PA Nguyen Park is a passionate advocate for PAs to become involved in genomic medicine. Park, the founder and president of the Society of PAs in Genetics and Genomics and AAPA’s representative to the NIH/NHGRI’s Inter-Society Coordinating Committee for Practitioner Education in Genomics, recognizes the value of this growing field of medicine. “By working in genetics, PAs can make a huge difference for their patients by providing the high-quality care we’re known for and by increasing access to care,” says Park, who graduated from the PA program at Wayne State University in Detroit, Michigan, in 2003.
Park became involved with genetics in 2011, the year she left her long-held cardiology position in Michigan to work for the U.S. Department of Veterans Affairs in Albuquerque, New Mexico. That year, Park attended a session about genetics and genomics competencies for PAs at the Physician Assistant Education Association conference. Having an interest in genetics, she asked the workshop leaders how she could help and ended up joining the editorial board of the NIH/NHGRI Genetics and Genomics Competency Center. In this role, Park has written articles about genetics for publications like the Journal of the American Academy of Physician Assistants. She also collaborated with the original authors to rewrite the Physician Assistant Genomic Competencies to make them more applicable to every PA in all branches of medicine. The competencies were published in the Journal of Physician Assistant Education in 2016.
Park says there are several ways PAs can apply genetics in their profession. First, they can work in the field, where a shortage of medical geneticists has left a gap that needs to be filled. In one instance, a medical genetics office was able to reduce patient wait times from 12 months to three months by hiring a PA to work with the physician.

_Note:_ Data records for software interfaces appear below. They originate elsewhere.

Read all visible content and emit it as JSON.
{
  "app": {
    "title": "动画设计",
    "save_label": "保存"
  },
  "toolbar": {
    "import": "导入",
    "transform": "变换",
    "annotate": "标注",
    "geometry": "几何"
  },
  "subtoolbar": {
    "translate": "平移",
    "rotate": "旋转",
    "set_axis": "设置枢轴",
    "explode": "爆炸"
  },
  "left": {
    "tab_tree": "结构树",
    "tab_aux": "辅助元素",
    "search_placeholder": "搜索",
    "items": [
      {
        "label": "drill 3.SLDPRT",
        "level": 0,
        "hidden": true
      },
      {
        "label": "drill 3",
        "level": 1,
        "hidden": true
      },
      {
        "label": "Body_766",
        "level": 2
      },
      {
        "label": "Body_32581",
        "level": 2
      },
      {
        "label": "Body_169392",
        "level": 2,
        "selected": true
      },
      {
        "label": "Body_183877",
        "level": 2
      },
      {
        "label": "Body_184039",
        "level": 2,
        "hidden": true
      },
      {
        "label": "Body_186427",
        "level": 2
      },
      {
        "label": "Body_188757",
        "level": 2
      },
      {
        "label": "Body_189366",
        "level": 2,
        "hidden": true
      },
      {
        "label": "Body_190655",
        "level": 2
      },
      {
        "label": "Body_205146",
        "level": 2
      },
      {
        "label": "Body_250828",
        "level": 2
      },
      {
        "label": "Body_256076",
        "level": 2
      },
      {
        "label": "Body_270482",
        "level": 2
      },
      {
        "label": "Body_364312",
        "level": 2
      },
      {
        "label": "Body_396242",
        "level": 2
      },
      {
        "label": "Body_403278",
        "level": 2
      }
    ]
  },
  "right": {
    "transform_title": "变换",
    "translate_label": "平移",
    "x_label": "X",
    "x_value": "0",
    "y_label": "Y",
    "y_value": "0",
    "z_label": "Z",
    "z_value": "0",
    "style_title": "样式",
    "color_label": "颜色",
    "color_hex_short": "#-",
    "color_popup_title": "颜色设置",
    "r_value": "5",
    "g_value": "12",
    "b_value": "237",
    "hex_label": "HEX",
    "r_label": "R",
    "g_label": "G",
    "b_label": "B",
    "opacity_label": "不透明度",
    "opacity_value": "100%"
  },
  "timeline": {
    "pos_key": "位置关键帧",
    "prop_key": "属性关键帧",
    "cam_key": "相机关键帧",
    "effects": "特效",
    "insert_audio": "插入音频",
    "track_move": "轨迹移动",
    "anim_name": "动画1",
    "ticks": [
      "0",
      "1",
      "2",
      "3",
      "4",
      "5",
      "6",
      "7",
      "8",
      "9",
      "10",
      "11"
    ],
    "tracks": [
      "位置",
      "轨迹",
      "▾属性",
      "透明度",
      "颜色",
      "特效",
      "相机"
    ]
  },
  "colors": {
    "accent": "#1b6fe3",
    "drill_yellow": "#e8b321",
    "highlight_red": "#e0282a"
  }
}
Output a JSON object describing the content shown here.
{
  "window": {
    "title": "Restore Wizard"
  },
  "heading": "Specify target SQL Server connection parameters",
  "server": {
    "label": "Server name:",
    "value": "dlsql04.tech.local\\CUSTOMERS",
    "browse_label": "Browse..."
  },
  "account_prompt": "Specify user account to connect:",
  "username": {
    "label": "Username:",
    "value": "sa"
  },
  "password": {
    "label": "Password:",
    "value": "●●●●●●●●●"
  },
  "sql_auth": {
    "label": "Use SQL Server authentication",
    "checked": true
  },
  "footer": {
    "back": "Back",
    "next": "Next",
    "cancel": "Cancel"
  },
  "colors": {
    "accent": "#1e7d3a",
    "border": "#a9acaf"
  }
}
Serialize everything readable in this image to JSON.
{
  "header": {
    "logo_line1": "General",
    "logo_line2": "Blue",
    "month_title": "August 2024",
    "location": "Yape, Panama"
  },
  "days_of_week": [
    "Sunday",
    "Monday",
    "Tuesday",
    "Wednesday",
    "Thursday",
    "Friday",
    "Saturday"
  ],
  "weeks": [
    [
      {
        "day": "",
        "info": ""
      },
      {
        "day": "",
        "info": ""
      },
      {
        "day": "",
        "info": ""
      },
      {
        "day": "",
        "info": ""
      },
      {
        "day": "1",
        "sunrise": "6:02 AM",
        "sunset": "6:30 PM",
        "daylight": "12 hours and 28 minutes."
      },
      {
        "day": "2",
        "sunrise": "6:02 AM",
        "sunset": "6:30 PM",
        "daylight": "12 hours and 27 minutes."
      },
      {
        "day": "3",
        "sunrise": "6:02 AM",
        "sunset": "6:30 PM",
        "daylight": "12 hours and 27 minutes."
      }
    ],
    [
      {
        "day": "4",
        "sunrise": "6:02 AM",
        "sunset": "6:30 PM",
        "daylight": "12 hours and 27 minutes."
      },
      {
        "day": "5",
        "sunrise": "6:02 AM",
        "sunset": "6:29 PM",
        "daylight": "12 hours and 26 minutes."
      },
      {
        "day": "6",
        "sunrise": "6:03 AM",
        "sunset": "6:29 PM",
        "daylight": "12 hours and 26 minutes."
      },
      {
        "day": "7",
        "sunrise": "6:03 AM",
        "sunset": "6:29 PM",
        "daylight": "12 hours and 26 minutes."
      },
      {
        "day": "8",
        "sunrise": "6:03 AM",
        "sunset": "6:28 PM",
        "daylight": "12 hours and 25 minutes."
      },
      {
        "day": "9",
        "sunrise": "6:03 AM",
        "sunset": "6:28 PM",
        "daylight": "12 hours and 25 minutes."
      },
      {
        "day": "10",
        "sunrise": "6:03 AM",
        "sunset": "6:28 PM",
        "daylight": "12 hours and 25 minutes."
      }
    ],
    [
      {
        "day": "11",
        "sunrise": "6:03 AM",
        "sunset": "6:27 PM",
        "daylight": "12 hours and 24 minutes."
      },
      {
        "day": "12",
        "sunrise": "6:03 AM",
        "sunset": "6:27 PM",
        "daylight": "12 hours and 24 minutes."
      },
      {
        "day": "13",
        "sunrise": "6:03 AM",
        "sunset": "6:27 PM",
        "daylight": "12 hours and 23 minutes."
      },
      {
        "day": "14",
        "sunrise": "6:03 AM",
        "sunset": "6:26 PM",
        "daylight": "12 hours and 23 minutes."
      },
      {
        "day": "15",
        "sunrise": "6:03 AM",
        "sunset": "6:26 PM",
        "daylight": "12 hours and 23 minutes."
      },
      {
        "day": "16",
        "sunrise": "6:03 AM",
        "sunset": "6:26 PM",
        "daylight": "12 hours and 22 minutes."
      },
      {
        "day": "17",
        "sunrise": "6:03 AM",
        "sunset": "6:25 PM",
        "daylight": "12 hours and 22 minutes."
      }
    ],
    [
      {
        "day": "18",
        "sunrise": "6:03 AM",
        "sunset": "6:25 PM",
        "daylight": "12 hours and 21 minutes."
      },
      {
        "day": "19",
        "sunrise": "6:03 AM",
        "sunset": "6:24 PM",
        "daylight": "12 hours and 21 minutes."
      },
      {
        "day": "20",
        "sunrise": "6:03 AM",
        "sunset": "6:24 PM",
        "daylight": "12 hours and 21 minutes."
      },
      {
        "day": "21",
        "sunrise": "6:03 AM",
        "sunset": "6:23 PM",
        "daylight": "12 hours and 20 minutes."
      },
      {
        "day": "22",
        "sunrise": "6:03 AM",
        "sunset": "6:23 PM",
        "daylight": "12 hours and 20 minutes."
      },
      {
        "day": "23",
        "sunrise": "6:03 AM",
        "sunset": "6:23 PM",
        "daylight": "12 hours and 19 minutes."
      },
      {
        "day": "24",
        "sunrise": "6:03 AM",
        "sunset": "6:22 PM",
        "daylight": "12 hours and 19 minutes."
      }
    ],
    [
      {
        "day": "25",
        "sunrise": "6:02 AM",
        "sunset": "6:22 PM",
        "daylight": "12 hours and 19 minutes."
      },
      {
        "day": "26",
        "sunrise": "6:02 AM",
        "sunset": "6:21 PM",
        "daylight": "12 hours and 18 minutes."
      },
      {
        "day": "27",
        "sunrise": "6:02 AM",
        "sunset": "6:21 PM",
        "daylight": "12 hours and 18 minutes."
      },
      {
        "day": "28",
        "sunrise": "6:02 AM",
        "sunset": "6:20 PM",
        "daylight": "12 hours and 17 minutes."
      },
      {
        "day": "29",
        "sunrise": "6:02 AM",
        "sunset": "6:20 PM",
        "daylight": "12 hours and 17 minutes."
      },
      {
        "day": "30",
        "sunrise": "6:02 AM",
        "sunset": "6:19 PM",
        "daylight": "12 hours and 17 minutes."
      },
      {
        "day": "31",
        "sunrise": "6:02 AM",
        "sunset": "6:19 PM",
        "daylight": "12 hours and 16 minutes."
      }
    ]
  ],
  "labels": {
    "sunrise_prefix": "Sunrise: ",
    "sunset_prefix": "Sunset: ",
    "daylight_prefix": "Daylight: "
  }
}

PAs can also consider genetics when treating patients, which Park, who now works in nephrology at the National Institutes of Health (NIH), has done throughout her career. To explain how this works, she uses the example of pharmacogenomics. In cardiology, where Park worked for eight years, providers usually prescribe clopidogrel, an anti-platelet agent, after a cardiac stent placement because it helps prevent clot formation in the stent. But not all patients metabolize clopidogrel in the same way, which could cause in-stent thrombosis, leading to serious consequences. Through awareness of pharmacogenomics, PAs and other providers can consider testing to see if a patient is able to metabolize various medications prior to prescribing, and order a different medication if they cannot. This is essentially precision medicine—taking into account differences in patients’ genes, as well as lifestyle and environmental factors, to make more tailored treatment and prevention recommendations.
“It’s a more proactive way to look at treatment,” Park says. “If every PA factored genetic influences into how we diagnose and treat patients, we could change thousands of lives.”
PAs can also get involved in the NIH All of Us Research Program by encouraging their patients to participate. The goal of All of Us is to build the largest database of health data from diverse participants that can be used for medical research. Medical research has historically excluded marginalized communities, but by participating in All of Us, patients can ensure they are represented in the data. “I really encourage patients to look at it and get involved,” Park says. Once the project is complete, PA researchers can use the data to make decisions about treatment and prevention for their patients. More information about this important program can be found here.